Found among Sorley's possessions after his death was a pencil manuscript of what has become his most famous poem, '"When you see millions of the mouthless dead"'. Line 10, 'Yet many a better one has died before', is an allusion to Achilles’ response in Iliad 21.107 when the Trojan prince Lycaon begs him for mercy: ‘Even Patroclus died, a far, far better man than you’ [Fagles’ translation]. In a letter of 28 November 1914, Sorley proposed that the line 'should be read at the grave of every corpse in addition to the burial service', and went on to argue that that 'no saner and splendider comment on death has been made, especially, as here, where it seemed a cruel waste'.

'When you see millions of the mouthless dead'

When you see millions of the mouthless dead
Across your dreams in pale battalions go,
Say not soft things as other men have said,
That you’ll remember. For you need not so.
Give them not praise. For, deaf, how should they know
It is not curses heaped on each gashed head?
Nor tears. Their blind eyes see not your tears flow.
Nor honour. It is easy to be dead.
Say only this, 'They are dead.' Then add thereto,
'Yet many a better one has died before.'
Then, scanning all the o’ercrowded mass, should you
Perceive one face that you loved heretofore,
It is a spook. None wears the face you knew.
Great death has made all his for evermore.


  1. That word "spook" quite surprised me. To our ears it sounds Halloweenish, even Disneyish; I wonder how it was used in his day.

  2. You're absolutely right, Sheenagh. 'Spook' is the word which stands out (along with those straight out of Hardy like 'heretofore' and 'thereto'). I think that it would stand out just as much in 1915, Sorley's points being that this is no 'ghost' or 'spirit' but something absurd, outlandish, not entirely serious.

  3. if I might, I imagine 'spook' as a taunt to the soldier who survives-the ultimate guilt/shame of any soldier who has lost comrades or worse, one's men.

    'It is easy to be dead.' I know many, many who believed this at some point in their war. I know someone who signed for every patrol he could, hoping to be killed. I know others who having lost men wished they had been killed instead.

    then too there is the soldier hierarchy (my words) expressed perhaps ironically, perhaps not, in his lines from 'All the Hills and Vales Along'

    'Earth.../Shall rejoice and blossom too/ When the bullet reaches you.'

    something of this all rings through in Brian Turner's 'Here Bullet' btw.

    plus ├ža change...

  4. Just found your blog, and I'm blown away! This is great stuff, and I look forward to browsing about and seeing what I can find. As soon as I read the lines from Sorley's poem that you've quoted above, I could feel the influence of Homer upon the young fellow. Sorley is graphic and visceral, and absolutely carves out the primacy of Death on the battlefield.

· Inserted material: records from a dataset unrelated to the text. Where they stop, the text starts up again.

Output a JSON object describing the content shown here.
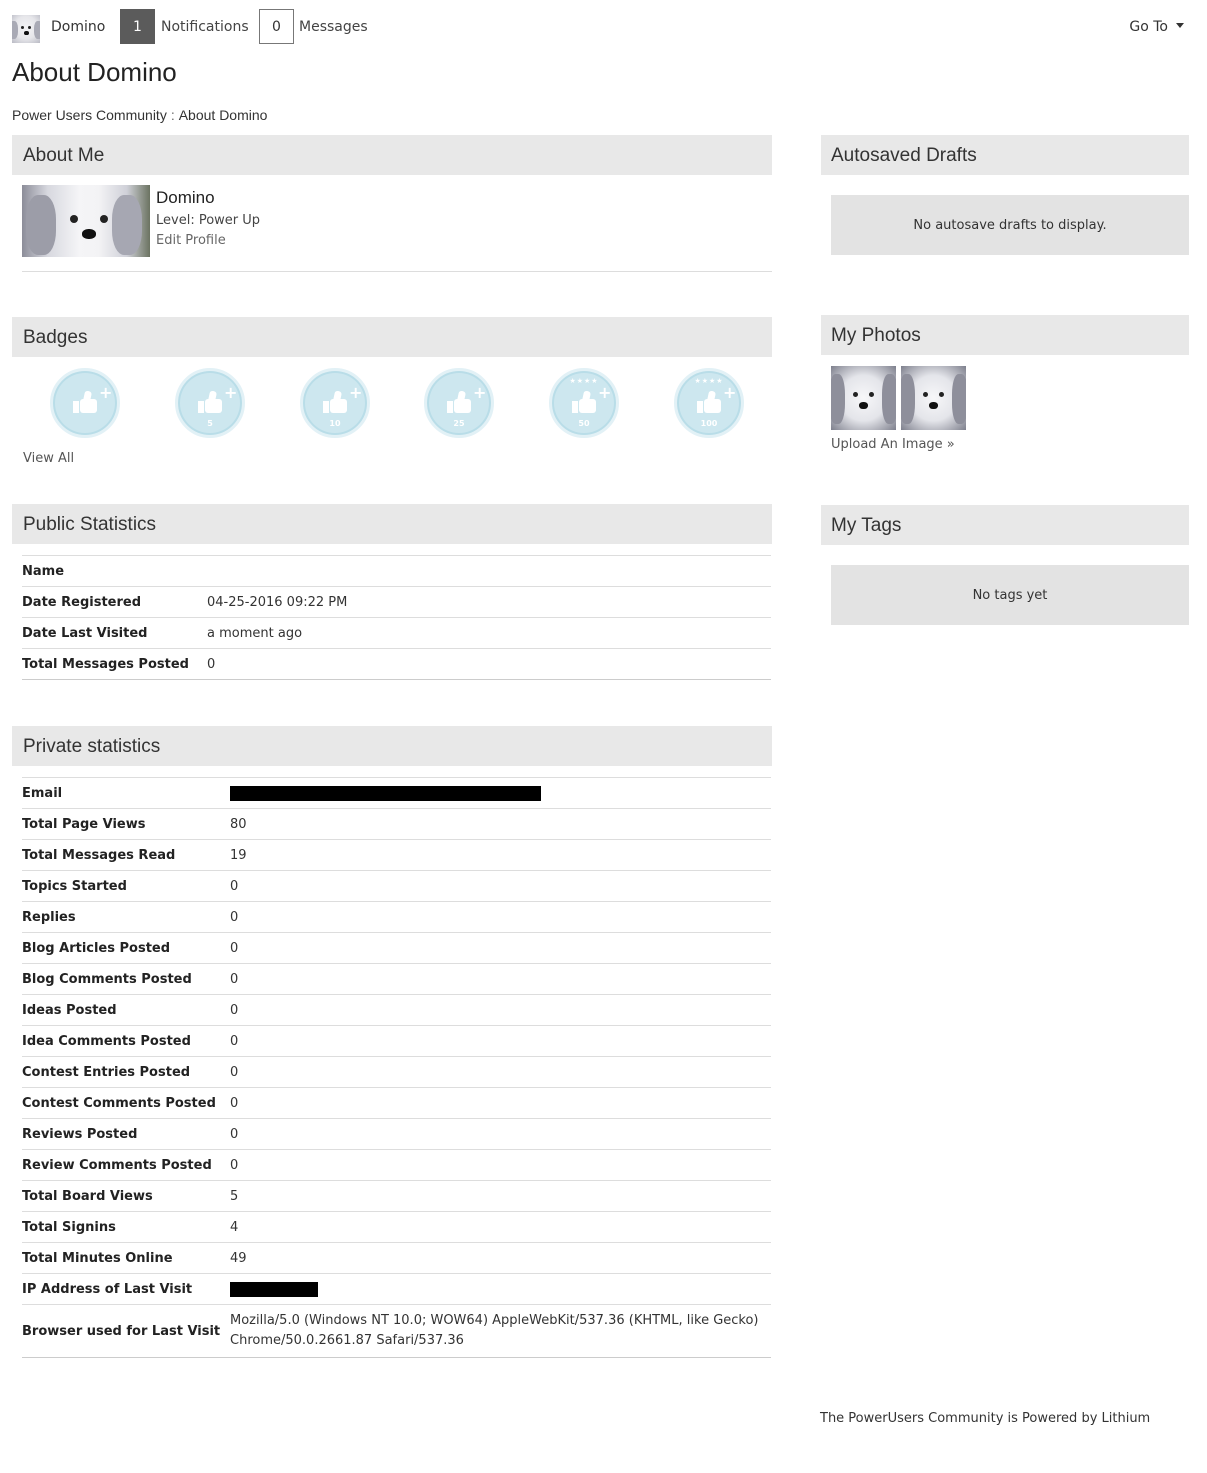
{
  "topbar": {
    "username": "Domino",
    "notifications_count": "1",
    "notifications_label": "Notifications",
    "messages_count": "0",
    "messages_label": "Messages",
    "goto_label": "Go To"
  },
  "page": {
    "title": "About Domino",
    "breadcrumb": [
      "Power Users Community",
      "About Domino"
    ]
  },
  "about": {
    "heading": "About Me",
    "name": "Domino",
    "level": "Level: Power Up",
    "edit_link": "Edit Profile"
  },
  "badges": {
    "heading": "Badges",
    "items": [
      {
        "icon": "thumbs-up-badge-icon",
        "number": ""
      },
      {
        "icon": "thumbs-up-badge-icon",
        "number": "5"
      },
      {
        "icon": "thumbs-up-badge-icon",
        "number": "10"
      },
      {
        "icon": "thumbs-up-badge-icon",
        "number": "25"
      },
      {
        "icon": "thumbs-up-badge-icon",
        "number": "50"
      },
      {
        "icon": "thumbs-up-badge-icon",
        "number": "100"
      }
    ],
    "view_all": "View All"
  },
  "public_stats": {
    "heading": "Public Statistics",
    "rows": [
      {
        "label": "Name",
        "value": ""
      },
      {
        "label": "Date Registered",
        "value": "04-25-2016 09:22 PM"
      },
      {
        "label": "Date Last Visited",
        "value": "a moment ago"
      },
      {
        "label": "Total Messages Posted",
        "value": "0"
      }
    ]
  },
  "private_stats": {
    "heading": "Private statistics",
    "rows": [
      {
        "label": "Email",
        "value": "",
        "redacted": true
      },
      {
        "label": "Total Page Views",
        "value": "80"
      },
      {
        "label": "Total Messages Read",
        "value": "19"
      },
      {
        "label": "Topics Started",
        "value": "0"
      },
      {
        "label": "Replies",
        "value": "0"
      },
      {
        "label": "Blog Articles Posted",
        "value": "0"
      },
      {
        "label": "Blog Comments Posted",
        "value": "0"
      },
      {
        "label": "Ideas Posted",
        "value": "0"
      },
      {
        "label": "Idea Comments Posted",
        "value": "0"
      },
      {
        "label": "Contest Entries Posted",
        "value": "0"
      },
      {
        "label": "Contest Comments Posted",
        "value": "0"
      },
      {
        "label": "Reviews Posted",
        "value": "0"
      },
      {
        "label": "Review Comments Posted",
        "value": "0"
      },
      {
        "label": "Total Board Views",
        "value": "5"
      },
      {
        "label": "Total Signins",
        "value": "4"
      },
      {
        "label": "Total Minutes Online",
        "value": "49"
      },
      {
        "label": "IP Address of Last Visit",
        "value": "",
        "redacted": true
      },
      {
        "label": "Browser used for Last Visit",
        "value": "Mozilla/5.0 (Windows NT 10.0; WOW64) AppleWebKit/537.36 (KHTML, like Gecko) Chrome/50.0.2661.87 Safari/537.36"
      }
    ]
  },
  "drafts": {
    "heading": "Autosaved Drafts",
    "empty_text": "No autosave drafts to display."
  },
  "photos": {
    "heading": "My Photos",
    "upload_link": "Upload An Image »"
  },
  "tags": {
    "heading": "My Tags",
    "empty_text": "No tags yet"
  },
  "footer": {
    "text": "The PowerUsers Community is Powered by Lithium"
  },
  "colors": {
    "panel_header_bg": "#e8e8e8",
    "badge_fill": "#cde7ef",
    "notification_box": "#5b5b5b"
  }
}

    I need to look around, but have you looked at Christopher Logue's interpretations of significant portions of The Iliad. That man writes some of the most intense war poetry I've ever read, and I even think Homer would have approved. I'm glad to have found you! Cheers! Chris

  5. I agree about the point that "spook" suggests something less dignified than "ghost" or "spirit" - but we might also remember that Sorley's family were Scots, where I fancy that the word "spook" is much more commonly used than in Standard English. (Compare, also, the passage in Kidnapped where Alan Breck asks Davy whether he is afraid of "bogles".) How resonant "spooks" and "bogles" are compared to mere "phantoms" or "spirits"!